Transforming Sibling Squabbles into Lifelong Bonds

by | May 22, 2024

Sibling rivalry – the bane of many a parent’s existence? The very term can leave parents quaking in their boots. While the constant squabbles can be trying, research suggests sibling rivalry is not just inevitable but an essential aspect of a child’s social and emotional development 

Understanding Sibling Rivalry:

So, what exactly is sibling rivalry? Well, according to the experts at the South African College of Applied Psychology (SACAP), it’s the competition or negative feelings that can pop up between siblings, whether they’re from biological or blended families, highlights Social Worker Pauline Sevitz. And it’s not that surprising, really. After all, siblings often spend more time together than with their parents, especially in today’s busy world.

SACAP further highlights the complexity of sibling bonds, influenced by factors like parental behaviour, birth order, personality differences, and external experiences. Their research suggests rivalry can be more intense when children are close in age and the same gender, with studies indicating it’s more prevalent between brothers and most severe with twins.

While sibling squabbles might feel like an all-out war sometimes, remember, it’s a normal part of development. Here are some tips to navigate this stage effectively.

Here’s how to navigate this stage and turn those early conflicts into a foundation for unshakeable sibling relationships:

Why the Rivalry Matters:

Believe it or not, through sibling interactions, young children gain crucial life skills:

  • Negotiation and Compromise: Sibling rivalry is a natural training ground for these essential skills. As they squabble over toys or attention, they learn to advocate for themselves, listen to others, and find solutions that work for everyone.
  • Emotional Regulation:  Sibling interactions are a whirlwind of emotions – frustration, anger, jealousy, and sometimes, even joy.
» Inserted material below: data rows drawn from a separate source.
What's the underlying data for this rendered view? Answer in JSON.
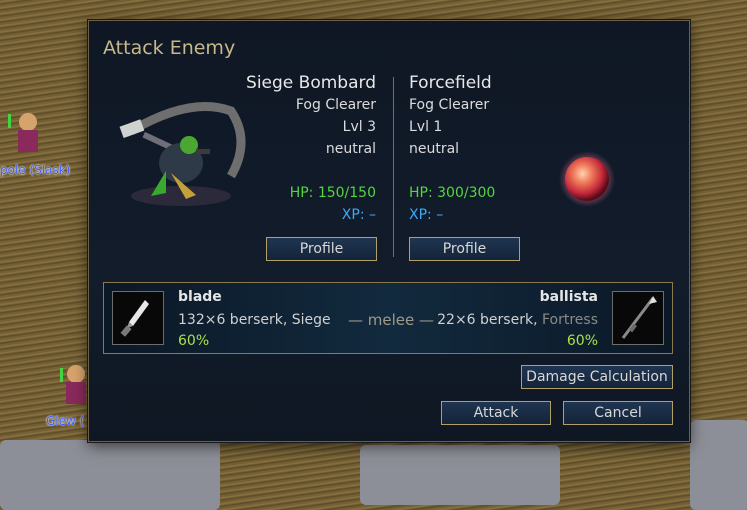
{
  "map": {
    "unit_labels": [
      "pole (Slask)",
      "Glew (",
      ""
    ]
  },
  "dialog": {
    "title": "Attack Enemy",
    "attacker": {
      "name": "Siege Bombard",
      "side": "Fog Clearer",
      "level": "Lvl 3",
      "alignment": "neutral",
      "hp": "HP: 150/150",
      "xp": "XP: –",
      "profile_label": "Profile"
    },
    "defender": {
      "name": "Forcefield",
      "side": "Fog Clearer",
      "level": "Lvl 1",
      "alignment": "neutral",
      "hp": "HP: 300/300",
      "xp": "XP: –",
      "profile_label": "Profile"
    },
    "attack": {
      "attacker_weapon": {
        "name": "blade",
        "stats": "132×6 berserk, ",
        "special": "Siege",
        "chance": "60%",
        "icon": "dagger-icon"
      },
      "range": "— melee —",
      "defender_weapon": {
        "name": "ballista",
        "stats": "22×6 berserk, ",
        "special": "Fortress",
        "chance": "60%",
        "icon": "spear-icon"
      }
    },
    "buttons": {
      "damage_calc": "Damage Calculation",
      "attack": "Attack",
      "cancel": "Cancel"
    }
  },
  "colors": {
    "title": "#c8b88c",
    "hp": "#53d63f",
    "xp": "#3fa9f5",
    "chance": "#a9e04a",
    "border": "#b3a067"
  }
}
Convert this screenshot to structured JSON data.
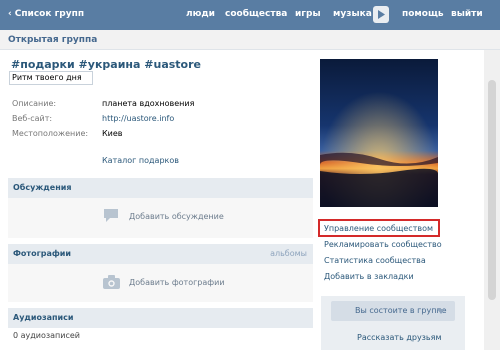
{
  "topbar": {
    "back_label": "Список групп",
    "nav": [
      "люди",
      "сообщества",
      "игры",
      "музыка",
      "помощь",
      "выйти"
    ]
  },
  "page_title": "Открытая группа",
  "group": {
    "status": "#подарки #украина #uastore",
    "subtitle": "Ритм твоего дня",
    "info": [
      {
        "label": "Описание:",
        "value": "планета вдохновения"
      },
      {
        "label": "Веб-сайт:",
        "value": "http://uastore.info"
      },
      {
        "label": "Местоположение:",
        "value": "Киев"
      }
    ],
    "gift_catalog": "Каталог подарков"
  },
  "sections": {
    "discussions": {
      "title": "Обсуждения",
      "action": "Добавить обсуждение"
    },
    "photos": {
      "title": "Фотографии",
      "right": "альбомы",
      "action": "Добавить фотографии"
    },
    "audio": {
      "title": "Аудиозаписи",
      "count": "0 аудиозаписей"
    }
  },
  "sidebar": {
    "links": [
      "Управление сообществом",
      "Рекламировать сообщество",
      "Статистика сообщества",
      "Добавить в закладки"
    ],
    "member_button": "Вы состоите в группе",
    "tell_friends": "Рассказать друзьям"
  },
  "colors": {
    "topbar": "#597da3",
    "link": "#2b587a",
    "highlight": "#d42a2a"
  }
}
These are huge emotions for tiny people to experience and manage. Experiencing these emotions with a sibling allows them to learn healthy ways to express and manage them (Dunn, J., 2001).
  • Theory of Mind refers to understanding that others have thoughts, feelings, and desires. Sibling rivalry provides opportunities for children to see the world from another’s perspective, fostering empathy and understanding (Jenkins, J. M., & Astington, J. W., 1996).
  • Social Skills:  Sharing, taking turns, and resolving conflicts are skills honed through sibling interactions. These skills are crucial for future friendships and navigating the complexities of social life.

Taming the Tantrums:

Ok, mums and dads, this is a lot of self-talk while working through the tantrums. Remember, the goal is not to eliminate conflict (as humans, we’re constantly navigating conflict) but to help your little ones manage it constructively. Here are some research-backed strategies:

  • Focus on the Feeling: Validate their emotions before addressing the situation. “I see you’re feeling frustrated because you wanted the red truck too.” This helps them identify their feelings and develop healthy emotional expression (American Academy of Child and Adolescent Psychiatry https://www.aacap.org/).
  • Offer Alternatives & Scaffold Solutions:  Instead of forcing sharing, offer choices and guide them towards solutions. Speak in a language they understand and encourage sharing through taking turns. 
  • Separate When Needed:  Sometimes, a cool-down period is necessary (Maybe the meme of the get-a-long short won’t always work). Give your little ones space to calm down. Even as adults, you sometimes need space to calm down when frustrated. 

Building Bonds:

Parents are instrumental in helping shape nurturing and solid sibling bonds. The power lies in your hands to help shape your little ones’ perspective on being kind, cooperative and empathetic.

  • Celebrate Cooperation: Point out moments of kindness and teamwork. “Look how nicely you two are sharing the blocks!” This reinforces positive behaviour and encourages future cooperation.
  • One-on-One Time:  Schedule special activities with each child. This shows them they’re both unique and loved individually. As your little ones grow, get to know them as individuals outside their relationship with their siblings. 
  • Teamwork Makes the Dream Work: Encourage collaborative play. “Can you two work together to build the tallest tower?” This fosters a sense of shared accomplishment (Bigelow, B. C., & Laursen, B., 2018).
  • Embrace Differences:  Even twins are not the same little people. Acknowledge their unique personalities and interests. This helps them appreciate each other’s individuality and build a stronger bond.
  • Lead by Example:  Show your children how to resolve conflicts peacefully through open communication and compromise. If you have siblings or close friends, model what a loving and patient relationship looks like when they’re around. 

You can transform those early conflicts into a foundation for a lifelong and supportive sibling bond with patience and understanding. After all, these tiny titans are not just rivals but teammates on life’s journey! Encourage them to understand they will always have one another.

References:
  • Bigelow, B. C., & Laursen, B. (2018). Sibling relationships and social development: A dynamic and transactional perspective. Child Development, 89(2), 437-453. https://www.ncbi.nlm.nih.gov/pmc/articles/PMC10046914/
  • Dunn, J. (2001). Sibling relationships and emotional development. Current Directions in Child Development.
  • South African College of Applied Psychology